Recently, something of an era came to an end with the passing of Reddit co-founder Aaron Swartz, who set out with a great goal: to bring online content to a much wider audience, and do it all at no charge to said audience. But a history of depression and some recent legal troubles may well have spurred him on to end that legacy prematurely with his death at the age of 26.
According to a statement from both his family and his girlfriend, Aaron Swartz hanged himself in his Brooklyn apartment, just weeks before a federal trial was to begin surrounding his use of nearly five million articles from a computer archive at the Massachusetts Institute of Technology (MIT) while he was a fellow at Harvard University studying ethics. The trial, which was reportedly set to begin in April, could have ultimately yielded a sentence measured in decades and fines measured in millions of dollars for Swartz, as he faced fully 13 felony charges.
Yet at the same time, Swartz's family and girlfriend blame the system for Swartz's death, calling it "the product of a criminal justice system rife with intimidation and prosecutorial overreach,” suggesting that both MIT and the Massachusetts U.S. attorney's office were contributing factors in his suicide.
MIT, for its part, isn't taking that particular point lying down; by way of response, according to reports from ABC News, they've launched their own internal probe of the events surrounding Swartz's suicide. What's more, a petition has landed on the White House website, calling for the ouster of U.S. Attorney Carmen Ortiz. The petition--as do all other petitions routed through the White House, part of the "We The People" initiative--requires 25,000 signatures in order to receive a comment from the White House, and in the case of this petition, must get them by February 11. Considering the petition has already cleared 28,000 signatures despite being launched only on January 12, it's clear that the White House will be putting forth some sort of comment, though the likelihood of Ortiz losing her job over this is debatable at best.
Worse, the charges themselves were seen as shaky, with Ortiz putting forth the "stealing is stealing" argument, while others responded that Swartz was a university fellow and thus entitled by said position to access the articles in question.
Swartz himself, however, was remembered as an activist, bored with high school classes as a young man who studied logic and number theory classes at community colleges while attending high school.
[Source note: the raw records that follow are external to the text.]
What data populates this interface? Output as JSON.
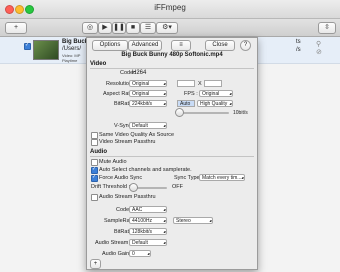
{
  "window": {
    "title": "iFFmpeg",
    "colors": {
      "close": "#ff5f57",
      "minimize": "#febc2e",
      "zoom": "#28c840",
      "accent": "#3b7fd8"
    }
  },
  "toolbar": {
    "add_icon": "add-icon",
    "info_icon": "info-icon",
    "play_icon": "play-icon"
  },
  "file": {
    "name_line1": "Big Buck",
    "name_line2": "/Users/",
    "name_line3": "Video: MP",
    "name_line4": "Playtime"
  },
  "right_col": {
    "line1": "ts",
    "line2": "/s"
  },
  "sheet": {
    "tabs": {
      "options": "Options",
      "advanced": "Advanced",
      "close": "Close",
      "help": "?",
      "file_menu": "≡"
    },
    "filename": "Big Buck Bunny 480p Softonic.mp4",
    "video": {
      "section": "Video",
      "codec_label": "Codec :",
      "codec_value": "H264",
      "resolution_label": "Resolution :",
      "resolution_value": "Original",
      "res_x": "X",
      "aspect_label": "Aspect Ratio :",
      "aspect_value": "Original",
      "fps_label": "FPS :",
      "fps_value": "Original",
      "bitrate_label": "BitRate :",
      "bitrate_value": "224kbit/s",
      "auto_label": "Auto",
      "quality_value": "High Quality",
      "slider_value_label": "10bit/s",
      "vsync_label": "V-Sync :",
      "vsync_value": "Default",
      "same_quality": "Same Video Quality As Source",
      "video_passthru": "Video Stream Passthru"
    },
    "audio": {
      "section": "Audio",
      "mute": "Mute Audio",
      "auto_select": "Auto Select channels and samplerate.",
      "force_sync": "Force Audio Sync",
      "sync_type_label": "Sync Type :",
      "sync_type_value": "Match every tim...",
      "drift_label": "Drift Threshold :",
      "drift_value": "OFF",
      "audio_passthru": "Audio Stream Passthru",
      "codec_label": "Codec :",
      "codec_value": "AAC",
      "samplerate_label": "SampleRate :",
      "samplerate_value": "44100Hz",
      "channels_value": "Stereo",
      "bitrate_label": "BitRate :",
      "bitrate_value": "128kbit/s",
      "stream_label": "Audio Stream :",
      "stream_value": "Default",
      "gain_label": "Audio Gain :",
      "gain_value": "0"
    },
    "add_button": "+"
  }
}
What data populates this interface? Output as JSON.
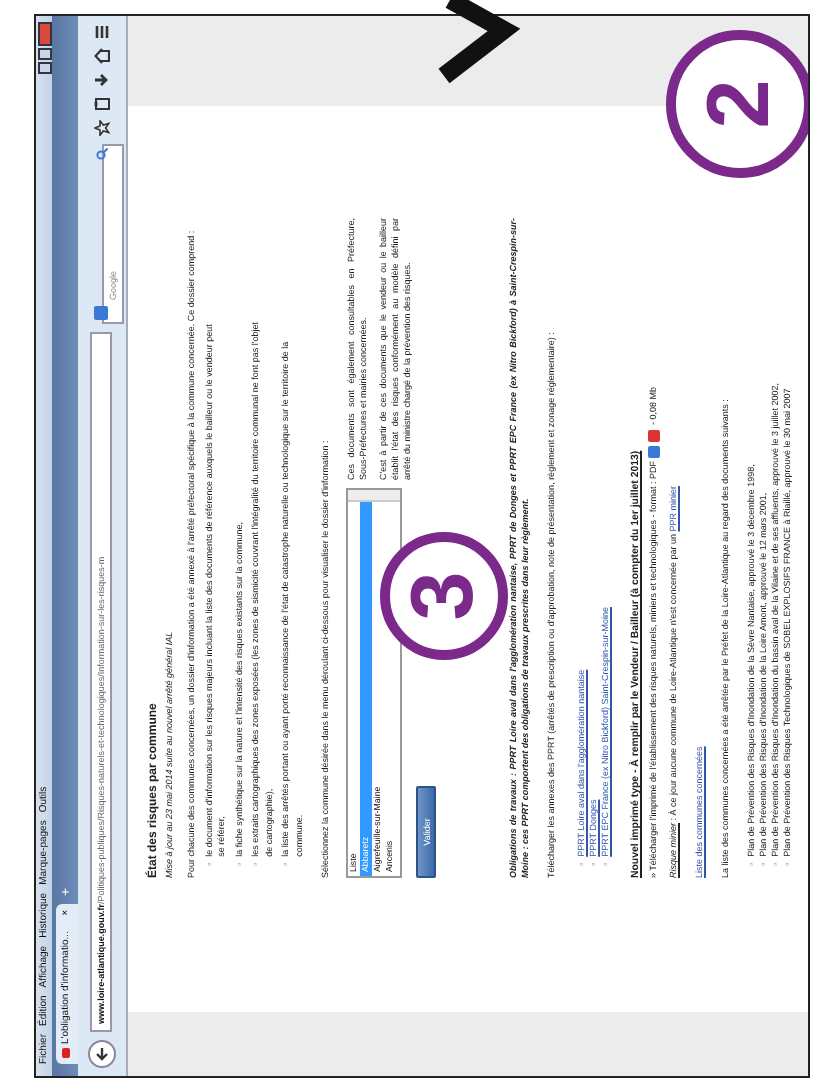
{
  "menu_bar": [
    "Fichier",
    "Édition",
    "Affichage",
    "Historique",
    "Marque-pages",
    "Outils"
  ],
  "tab": {
    "title": "L'obligation d'informatio...",
    "close": "×"
  },
  "new_tab": "+",
  "address_bar": {
    "url": "**www.loire-atlantique.gouv.fr**/Politiques-publiques/Risques-naturels-et-technologiques/Information-sur-les-risques-m"
  },
  "search_bar": {
    "placeholder": "Google"
  },
  "page": {
    "list_marker": "▫",
    "title": "État des risques par commune",
    "updated": "Mise à jour au 23 mai 2014 suite au nouvel arrêté général IAL",
    "intro": "Pour chacune des communes concernées, un dossier d'information a été annexé à l'arrêté préfectoral spécifique à la commune concernée. Ce dossier comprend :",
    "contents": [
      "le document d'information sur les risques majeurs incluant la liste des documents de référence auxquels le bailleur ou le vendeur peut se référer,",
      "la fiche synthétique sur la nature et l'intensité des risques existants sur la commune,",
      "les extraits cartographiques des zones exposées (les zones de sismicité couvrant l'intégralité du territoire communal ne font pas l'objet de cartographie),",
      "la liste des arrêtés portant ou ayant porté reconnaissance de l'état de catastrophe naturelle ou technologique sur le territoire de la commune."
    ],
    "select_prompt": "Sélectionnez la commune désirée dans le menu déroulant ci-dessous pour visualiser le dossier d'information :",
    "commune_list": [
      {
        "label": "Liste",
        "selected": false
      },
      {
        "label": "Abbaretz",
        "selected": true
      },
      {
        "label": "Aigrefeuille-sur-Maine",
        "selected": false
      },
      {
        "label": "Ancenis",
        "selected": false
      }
    ],
    "submit": "Valider",
    "side_notes": [
      "Ces documents sont également consultables en Préfecture, Sous-Préfectures et mairies concernées.",
      "C'est à partir de ces documents que le vendeur ou le bailleur établit l'état des risques conformément au modèle défini par arrêté du ministre chargé de la prévention des risques."
    ],
    "works": "Obligations de travaux : PPRT Loire aval dans l'agglomération nantaise, PPRT de Donges et PPRT EPC France (ex Nitro Bickford) à Saint-Crespin-sur-Moine : ces PPRT comportent des obligations de travaux prescrites dans leur règlement.",
    "download_prompt": "Télécharger les annexes des PPRT (arrêtés de prescription ou d'approbation, note de présentation, règlement et zonage réglementaire) :",
    "pprt_links": [
      "PPRT Loire aval dans l'agglomération nantaise",
      "PPRT Donges",
      "PPRT EPC France (ex Nitro Bickford) Saint-Crespin-sur-Moine"
    ],
    "form_heading": "Nouvel imprimé type - À remplir par le Vendeur / Bailleur (à compter du 1er juillet 2013)",
    "form_download": {
      "text": "» Télécharger l'imprimé de l'établissement des risques naturels, miniers et technologiques - format : PDF",
      "size": "- 0,08 Mb"
    },
    "mining": {
      "label": "Risque minier",
      "text": " : À ce jour aucune commune de Loire-Atlantique n'est concernée par un ",
      "link": "PPR minier"
    },
    "communes_link": "Liste des communes concernées",
    "basis": "La liste des communes concernées a été arrêtée par le Préfet de la Loire-Atlantique au regard des documents suivants :",
    "plans": [
      "Plan de Prévention des Risques d'Inondation de la Sèvre Nantaise, approuvé le 3 décembre 1998,",
      "Plan de Prévention des Risques d'Inondation de la Loire Amont, approuvé le 12 mars 2001,",
      "Plan de Prévention des Risques d'Inondation du bassin aval de la Vilaine et de ses affluents, approuvé le 3 juillet 2002,",
      "Plan de Prévention des Risques Technologiques de SOBEL EXPLOSIFS FRANCE à Riaillé, approuvé le 30 mai 2007"
    ]
  },
  "annotations": [
    {
      "label": "2"
    },
    {
      "label": "3"
    }
  ]
}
He had a hand in developing the software that created the RSS feed at just 14, and was working on some major projects ahead of his death. He studied sociology for a year at Stanford before leaving to Cambridge, where he worked with a project that turned into Reddit.
In 2007, Swartz addressed a computer conference with a speech called "How to Get a Job Like Mine,” in which he admonished listeners to "be curious," "say yes to everything," and "assume no one else has any idea what they're doing either.”
Swartz's legacy is already broad enough for some three entire people, and will likely only broaden in the days and weeks to come. With a U.S. attorney's job at risk and a major university reconsidering its stances on matters in the wake of Swartz's death, it's a safe bet that, somehow, something will have changed because of it. That's a legacy anyone can be proud of.
Edited by Brooke Neuman